Given a sequence of positive weights, W=w 1≧...≧w n >0, there is a Huffman tree, T↑ (“T-up”) which minimizes the following functions: max{d(wi)}; Σd(wi); Σf(d(wi)) w i(here d(w i) represents the distance of a leaf of weight w i to the root and f is a function defined for nonnegative integers having the property that g(x) = f(x + 1) − f(x) is monotone(More)
A set composed of 27 phages is described for differentiating Salmonella spp. representative of groups A, B, C1, C2, D1, D2, E1, E2, E3, E4, G1, K, and N. All of the 1,245 cultures used in this effort were typable and were differentiated on the basis of the 420 phage patterns observed. All results were reproducible. Characteristic phage patterns were(More)

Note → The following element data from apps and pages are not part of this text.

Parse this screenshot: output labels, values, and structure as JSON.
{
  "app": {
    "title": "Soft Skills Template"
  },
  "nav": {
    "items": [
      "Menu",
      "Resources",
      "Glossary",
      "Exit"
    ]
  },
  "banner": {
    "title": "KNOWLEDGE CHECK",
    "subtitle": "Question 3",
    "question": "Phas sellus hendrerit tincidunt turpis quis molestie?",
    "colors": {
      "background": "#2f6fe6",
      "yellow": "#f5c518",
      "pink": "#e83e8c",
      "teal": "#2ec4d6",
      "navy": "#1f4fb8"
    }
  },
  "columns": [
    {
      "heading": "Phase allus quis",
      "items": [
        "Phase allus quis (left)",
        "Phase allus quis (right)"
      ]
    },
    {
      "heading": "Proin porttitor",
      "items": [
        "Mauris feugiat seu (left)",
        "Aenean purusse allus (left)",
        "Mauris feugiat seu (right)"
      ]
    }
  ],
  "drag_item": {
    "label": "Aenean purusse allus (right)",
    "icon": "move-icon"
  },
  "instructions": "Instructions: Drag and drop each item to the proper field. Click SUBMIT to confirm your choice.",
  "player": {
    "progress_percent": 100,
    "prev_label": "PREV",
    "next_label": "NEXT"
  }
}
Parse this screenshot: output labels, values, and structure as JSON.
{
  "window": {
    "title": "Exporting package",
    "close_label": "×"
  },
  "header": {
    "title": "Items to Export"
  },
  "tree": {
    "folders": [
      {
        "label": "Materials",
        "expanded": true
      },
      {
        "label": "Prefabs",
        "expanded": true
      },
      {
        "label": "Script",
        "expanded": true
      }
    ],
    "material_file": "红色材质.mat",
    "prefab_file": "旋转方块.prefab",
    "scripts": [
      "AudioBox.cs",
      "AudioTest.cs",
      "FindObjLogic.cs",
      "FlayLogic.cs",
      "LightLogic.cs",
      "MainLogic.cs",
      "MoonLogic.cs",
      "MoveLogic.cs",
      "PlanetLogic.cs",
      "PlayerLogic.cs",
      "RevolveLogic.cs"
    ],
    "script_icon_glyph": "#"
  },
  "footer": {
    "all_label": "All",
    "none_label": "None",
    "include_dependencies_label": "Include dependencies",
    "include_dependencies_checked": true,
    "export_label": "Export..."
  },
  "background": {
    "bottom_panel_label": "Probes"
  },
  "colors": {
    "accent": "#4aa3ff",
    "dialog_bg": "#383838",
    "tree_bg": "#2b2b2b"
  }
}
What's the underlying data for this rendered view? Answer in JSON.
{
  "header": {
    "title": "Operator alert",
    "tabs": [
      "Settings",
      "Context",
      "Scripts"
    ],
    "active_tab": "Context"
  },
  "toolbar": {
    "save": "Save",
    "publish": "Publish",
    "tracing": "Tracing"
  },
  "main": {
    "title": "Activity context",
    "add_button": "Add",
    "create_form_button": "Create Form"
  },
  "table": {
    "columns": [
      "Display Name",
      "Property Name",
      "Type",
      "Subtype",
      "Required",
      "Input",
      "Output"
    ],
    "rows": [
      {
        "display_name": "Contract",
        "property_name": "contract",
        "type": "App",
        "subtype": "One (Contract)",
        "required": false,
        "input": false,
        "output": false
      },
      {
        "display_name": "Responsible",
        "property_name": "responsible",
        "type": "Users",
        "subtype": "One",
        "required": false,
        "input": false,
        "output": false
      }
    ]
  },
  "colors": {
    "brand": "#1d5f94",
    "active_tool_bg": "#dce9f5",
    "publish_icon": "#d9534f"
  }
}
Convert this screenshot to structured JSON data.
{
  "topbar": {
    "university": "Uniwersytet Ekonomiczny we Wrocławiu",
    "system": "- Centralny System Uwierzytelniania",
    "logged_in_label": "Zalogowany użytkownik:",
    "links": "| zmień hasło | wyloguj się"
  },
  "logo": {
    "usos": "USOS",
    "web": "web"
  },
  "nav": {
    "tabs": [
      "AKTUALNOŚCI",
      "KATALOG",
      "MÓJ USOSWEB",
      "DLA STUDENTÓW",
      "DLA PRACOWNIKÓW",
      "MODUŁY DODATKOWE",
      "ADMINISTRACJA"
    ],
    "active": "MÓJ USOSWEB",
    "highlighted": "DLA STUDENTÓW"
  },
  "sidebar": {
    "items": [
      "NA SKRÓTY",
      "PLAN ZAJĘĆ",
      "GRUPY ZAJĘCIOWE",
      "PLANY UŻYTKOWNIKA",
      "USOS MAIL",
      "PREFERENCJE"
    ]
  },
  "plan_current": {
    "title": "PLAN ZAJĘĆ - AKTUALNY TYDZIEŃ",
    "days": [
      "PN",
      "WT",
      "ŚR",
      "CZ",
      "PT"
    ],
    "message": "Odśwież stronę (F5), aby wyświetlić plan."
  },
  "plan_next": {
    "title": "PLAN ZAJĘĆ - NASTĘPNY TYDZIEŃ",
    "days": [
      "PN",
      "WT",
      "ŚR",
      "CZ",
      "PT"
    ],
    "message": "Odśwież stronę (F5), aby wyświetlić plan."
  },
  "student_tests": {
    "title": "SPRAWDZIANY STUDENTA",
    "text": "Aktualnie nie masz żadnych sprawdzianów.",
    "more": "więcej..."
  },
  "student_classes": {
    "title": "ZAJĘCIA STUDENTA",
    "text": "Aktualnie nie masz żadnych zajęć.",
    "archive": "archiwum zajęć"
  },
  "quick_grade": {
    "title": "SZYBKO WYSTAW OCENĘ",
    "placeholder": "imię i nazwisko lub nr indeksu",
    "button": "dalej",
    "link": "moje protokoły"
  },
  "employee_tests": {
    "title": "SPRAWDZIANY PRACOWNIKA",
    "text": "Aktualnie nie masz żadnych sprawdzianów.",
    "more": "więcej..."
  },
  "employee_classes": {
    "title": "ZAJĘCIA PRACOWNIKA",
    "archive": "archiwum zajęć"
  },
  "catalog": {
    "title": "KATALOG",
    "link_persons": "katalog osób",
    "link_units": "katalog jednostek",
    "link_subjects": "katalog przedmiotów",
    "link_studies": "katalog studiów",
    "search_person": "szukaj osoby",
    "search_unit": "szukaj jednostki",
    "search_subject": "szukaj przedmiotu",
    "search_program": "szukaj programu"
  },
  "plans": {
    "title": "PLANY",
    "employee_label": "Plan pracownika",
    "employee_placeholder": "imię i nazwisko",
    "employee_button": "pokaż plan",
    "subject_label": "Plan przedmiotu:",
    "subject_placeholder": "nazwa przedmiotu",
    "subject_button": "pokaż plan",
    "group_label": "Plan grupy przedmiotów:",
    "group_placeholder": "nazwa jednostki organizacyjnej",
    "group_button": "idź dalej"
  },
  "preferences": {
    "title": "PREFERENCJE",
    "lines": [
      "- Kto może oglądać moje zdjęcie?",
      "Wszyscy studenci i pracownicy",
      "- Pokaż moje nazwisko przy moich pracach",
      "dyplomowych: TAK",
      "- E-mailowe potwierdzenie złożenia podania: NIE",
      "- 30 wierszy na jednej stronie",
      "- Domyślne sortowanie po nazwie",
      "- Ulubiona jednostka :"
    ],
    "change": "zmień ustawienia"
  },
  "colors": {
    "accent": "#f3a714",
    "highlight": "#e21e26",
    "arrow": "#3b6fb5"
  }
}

In this paper we consider the question of how much space is needed to represent a set. Given a finite universe U and some subset V (called the vocabulary), an <underline>exact membership tester</underline> is a procedure that for each element s in U determines if s is in V. An <underline>approximate membership tester</underline> is allowed to make mistakes:(More)
Given partially ordered sets (posets) P and Q, it is often useful to construct maps g:P&#x02192;Q which are chain-continuous: least upper bounds (supremums) of nonempty linearly ordered subsets are preserved. Chaincontinuity is analogous to topological continuity and is generally much more difficult to verify than isotonicity: the preservation of the order(More)